Hit the drop-down channel menu again, then repeat this for the Blue channel. You will end up with a more contrasted, aged image that conveys a more romantic or nostalgic tone.
3. Use a Vignette to Create Focus
By creating a vignette, you delineate the bounds of the image from its environment, increasing focus on the subject matter. You can also use a vignette in tandem with the Curves adjustments above to further the nostalgic look.
For a quick and easy vignette, hit Command + Shift + N (refer to our free download for more Adobe keyboard shortcuts) and hit enter/return to a add a new layer.
Go to Edit in the main menu and choose Fill. Choose Black in the Contents drop-down. Now, add a layer mask by clicking the Add layer mask button at the bottom of the Layers window. It should be filled with White. If it’s not, select the layer mask by clicking on it, and apply the Fill steps from above, choosing White.
Hit B on your keyboard, or select the Brush tool from the Tools menu. Right click to bring up the brush options window.
Adjust the Size slider so the brush gets huge, about as big as the image, or slightly bigger or smaller. Slide the Hardness all the way down. This will give the soft gradual edges we need to paint a vignette into the mask.
With the layer mask selected, make Black the foreground color for the brush. Then, simply click in the middle of the image to reveal the original underneath. You may need to click a few times to adjust the coverage. If you mess it up, just re-Fill it with black.

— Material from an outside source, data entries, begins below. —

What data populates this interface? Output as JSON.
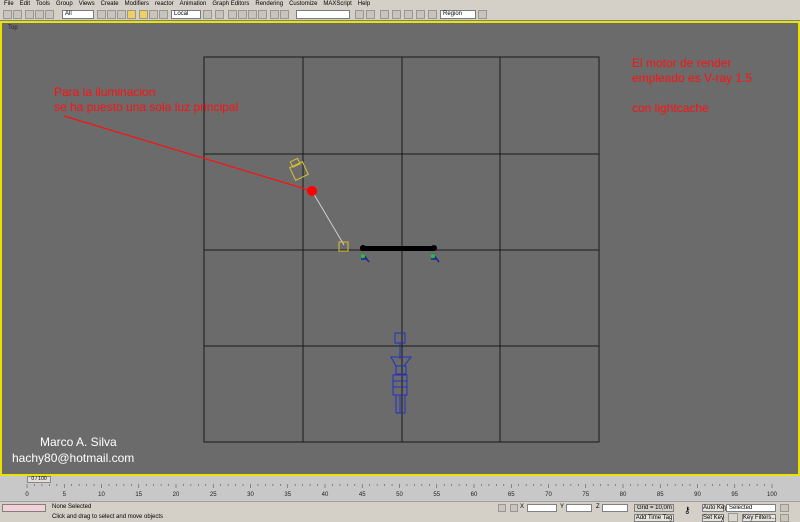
{
  "menubar": {
    "items": [
      "File",
      "Edit",
      "Tools",
      "Group",
      "Views",
      "Create",
      "Modifiers",
      "reactor",
      "Animation",
      "Graph Editors",
      "Rendering",
      "Customize",
      "MAXScript",
      "Help"
    ]
  },
  "toolbar": {
    "selection_filter": "All",
    "reference_coord": "Local",
    "named_selection": "",
    "region_select": "Region"
  },
  "viewport": {
    "label": "Top",
    "note_left": [
      "Para la iluminacion",
      "se ha puesto una sola luz principal"
    ],
    "note_right": [
      "El motor de render",
      "empleado es V-ray 1.5",
      "",
      "con lightcache"
    ],
    "credit": [
      "Marco A. Silva",
      "hachy80@hotmail.com"
    ],
    "note_color": "#ff1010",
    "border_color": "#e8e400"
  },
  "timeline": {
    "slider_label": "0 / 100",
    "ticks": [
      "0",
      "5",
      "10",
      "15",
      "20",
      "25",
      "30",
      "35",
      "40",
      "45",
      "50",
      "55",
      "60",
      "65",
      "70",
      "75",
      "80",
      "85",
      "90",
      "95",
      "100"
    ]
  },
  "statusbar": {
    "selection_status": "None Selected",
    "prompt": "Click and drag to select and move objects",
    "x_label": "X",
    "y_label": "Y",
    "z_label": "Z",
    "grid": "Grid = 10,0m",
    "add_time_tag": "Add Time Tag",
    "auto_key": "Auto Key",
    "auto_key_value": "Selected",
    "set_key": "Set Key",
    "key_filters": "Key Filters..."
  }
}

Now, reduce the Opacity of the layer in the Layers window. Here are the settings for the layer mask I used and the results. Using Multiply works for some images better than others – it’s not mandatory.

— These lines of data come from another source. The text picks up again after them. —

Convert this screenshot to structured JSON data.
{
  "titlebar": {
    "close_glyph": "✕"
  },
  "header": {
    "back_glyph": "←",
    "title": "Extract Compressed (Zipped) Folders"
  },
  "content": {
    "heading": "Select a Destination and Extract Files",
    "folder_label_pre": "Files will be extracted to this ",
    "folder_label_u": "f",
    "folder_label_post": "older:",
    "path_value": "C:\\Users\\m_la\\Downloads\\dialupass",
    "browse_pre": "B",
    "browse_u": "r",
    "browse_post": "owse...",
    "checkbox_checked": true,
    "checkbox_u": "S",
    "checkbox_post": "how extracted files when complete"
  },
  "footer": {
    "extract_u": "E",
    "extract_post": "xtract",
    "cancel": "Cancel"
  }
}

4. Add Blend Mode Layers
Stacking layers of solid colors using Blend Modes can completely change an image that is poorly exposed, bland, or lacking in dynamics. Here we’ll add a saturation layer, then increase warmth and highlights in just a few steps. Learn more about Blend Modes here.
First, we’ll add saturation:
- Hit Command + Shift + N for a new layer, then fill the layer with black
- Set the blend mode to Color Burn
- Take the Fill percentage down to 15%
That’s a pretty great trick for injecting some dynamics into an image, but we can go farther by adding layers with different colors, and using another type of blend mode.
To add warmth to an image:
- Add a new layer and fill it with orange
- Set the blend mode again to Color Burn
- Set the Fill to 15%
Add some color back in the highlights:
- Add a new layer, fill it with blue.
- Set the blend mode to Color Dodge.
- Set the Fill to 10%.
5. Dehaze with Camera Raw Filter
This last one is a bit of an off-the-radar trick. We’re going to use a function in the Camera Raw Filter, which is usually used when importing RAW images from a camera into Photoshop for processing. We won’t worry about that process here.
This will add selective saturation to the image. There is some kind of alchemy happening, where the program finds low-contrast clouds blending into a drab winter sky and makes them pop out. The sky turns bluer, the clouds have depth and . . . it’s just magic. I use it quite a bit for non-cloud images too.
To access it, hit Command + Shift + A on the keyboard, or go to Filter > Camera Raw Filter in the main menu. This will open a new window. At the bottom-right you’ll see a slider control called Dehaze. For this image we’ll slide it up to +42. This adds contrast and saturation, while not going overboard.
Tread lightly with this control for realistically improving a hazy, ghostly photo. Conversely, you can get some pretty cool unnatural effects, too. Just depends on how you’re using the imagery.
Tip: Be mindful that you should be using this filter on a JPEG. You can use it with other file formats, but if the image is layered, the filter will only show the current layer selected that you are adjusting.
For more tips and tricks working with photos or using Photoshop, check out these articles: